### PROBLEM REQUIREMENTS
While you copy the lines below, skip the pictures and keep the rest exact.

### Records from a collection
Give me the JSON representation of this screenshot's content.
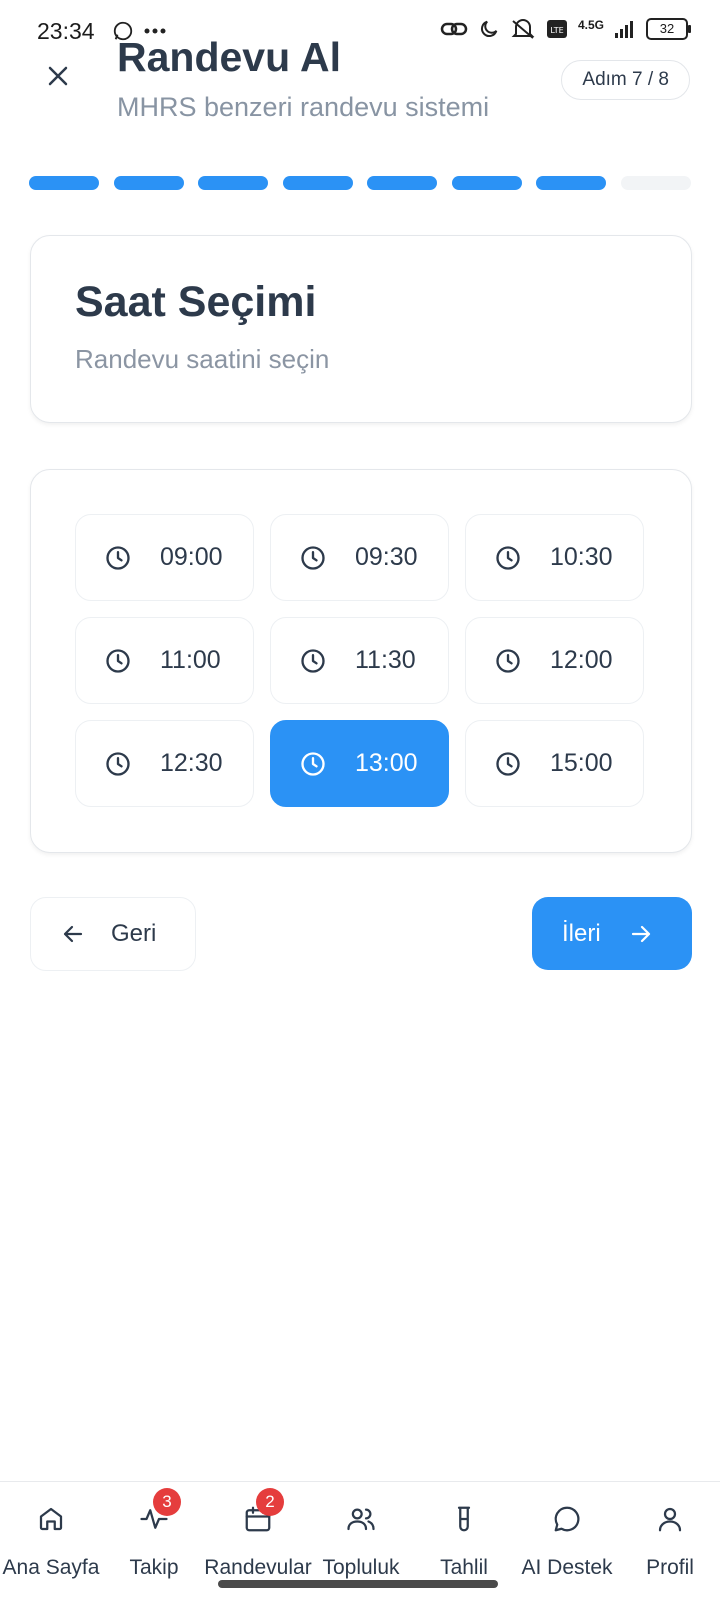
{
  "status_bar": {
    "time": "23:34",
    "battery": "32",
    "network": "4.5G"
  },
  "header": {
    "title": "Randevu Al",
    "subtitle": "MHRS benzeri randevu sistemi",
    "step_label": "Adım 7 / 8"
  },
  "progress": {
    "total_steps": 8,
    "current_step": 7
  },
  "card": {
    "title": "Saat Seçimi",
    "subtitle": "Randevu saatini seçin"
  },
  "time_slots": [
    {
      "time": "09:00",
      "selected": false
    },
    {
      "time": "09:30",
      "selected": false
    },
    {
      "time": "10:30",
      "selected": false
    },
    {
      "time": "11:00",
      "selected": false
    },
    {
      "time": "11:30",
      "selected": false
    },
    {
      "time": "12:00",
      "selected": false
    },
    {
      "time": "12:30",
      "selected": false
    },
    {
      "time": "13:00",
      "selected": true
    },
    {
      "time": "15:00",
      "selected": false
    }
  ],
  "buttons": {
    "back": "Geri",
    "next": "İleri"
  },
  "bottom_nav": [
    {
      "label": "Ana Sayfa",
      "icon": "home-icon",
      "badge": null
    },
    {
      "label": "Takip",
      "icon": "activity-icon",
      "badge": "3"
    },
    {
      "label": "Randevular",
      "icon": "calendar-icon",
      "badge": "2"
    },
    {
      "label": "Topluluk",
      "icon": "users-icon",
      "badge": null
    },
    {
      "label": "Tahlil",
      "icon": "test-tube-icon",
      "badge": null
    },
    {
      "label": "AI Destek",
      "icon": "chat-icon",
      "badge": null
    },
    {
      "label": "Profil",
      "icon": "user-icon",
      "badge": null
    }
  ],
  "colors": {
    "primary": "#2b92f5",
    "badge": "#e53d3d",
    "text": "#2d3a4b",
    "muted": "#8894a3"
  }
}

### ANSWER SECTION
Give me the JSON representation of this screenshot's content.
{
  "status_bar": {
    "time": "23:34",
    "battery": "32",
    "network": "4.5G"
  },
  "header": {
    "title": "Randevu Al",
    "subtitle": "MHRS benzeri randevu sistemi",
    "step_label": "Adım 7 / 8"
  },
  "progress": {
    "total_steps": 8,
    "current_step": 7
  },
  "card": {
    "title": "Saat Seçimi",
    "subtitle": "Randevu saatini seçin"
  },
  "time_slots": [
    {
      "time": "09:00",
      "selected": false
    },
    {
      "time": "09:30",
      "selected": false
    },
    {
      "time": "10:30",
      "selected": false
    },
    {
      "time": "11:00",
      "selected": false
    },
    {
      "time": "11:30",
      "selected": false
    },
    {
      "time": "12:00",
      "selected": false
    },
    {
      "time": "12:30",
      "selected": false
    },
    {
      "time": "13:00",
      "selected": true
    },
    {
      "time": "15:00",
      "selected": false
    }
  ],
  "buttons": {
    "back": "Geri",
    "next": "İleri"
  },
  "bottom_nav": [
    {
      "label": "Ana Sayfa",
      "icon": "home-icon",
      "badge": null
    },
    {
      "label": "Takip",
      "icon": "activity-icon",
      "badge": "3"
    },
    {
      "label": "Randevular",
      "icon": "calendar-icon",
      "badge": "2"
    },
    {
      "label": "Topluluk",
      "icon": "users-icon",
      "badge": null
    },
    {
      "label": "Tahlil",
      "icon": "test-tube-icon",
      "badge": null
    },
    {
      "label": "AI Destek",
      "icon": "chat-icon",
      "badge": null
    },
    {
      "label": "Profil",
      "icon": "user-icon",
      "badge": null
    }
  ],
  "colors": {
    "primary": "#2b92f5",
    "badge": "#e53d3d",
    "text": "#2d3a4b",
    "muted": "#8894a3"
  }
}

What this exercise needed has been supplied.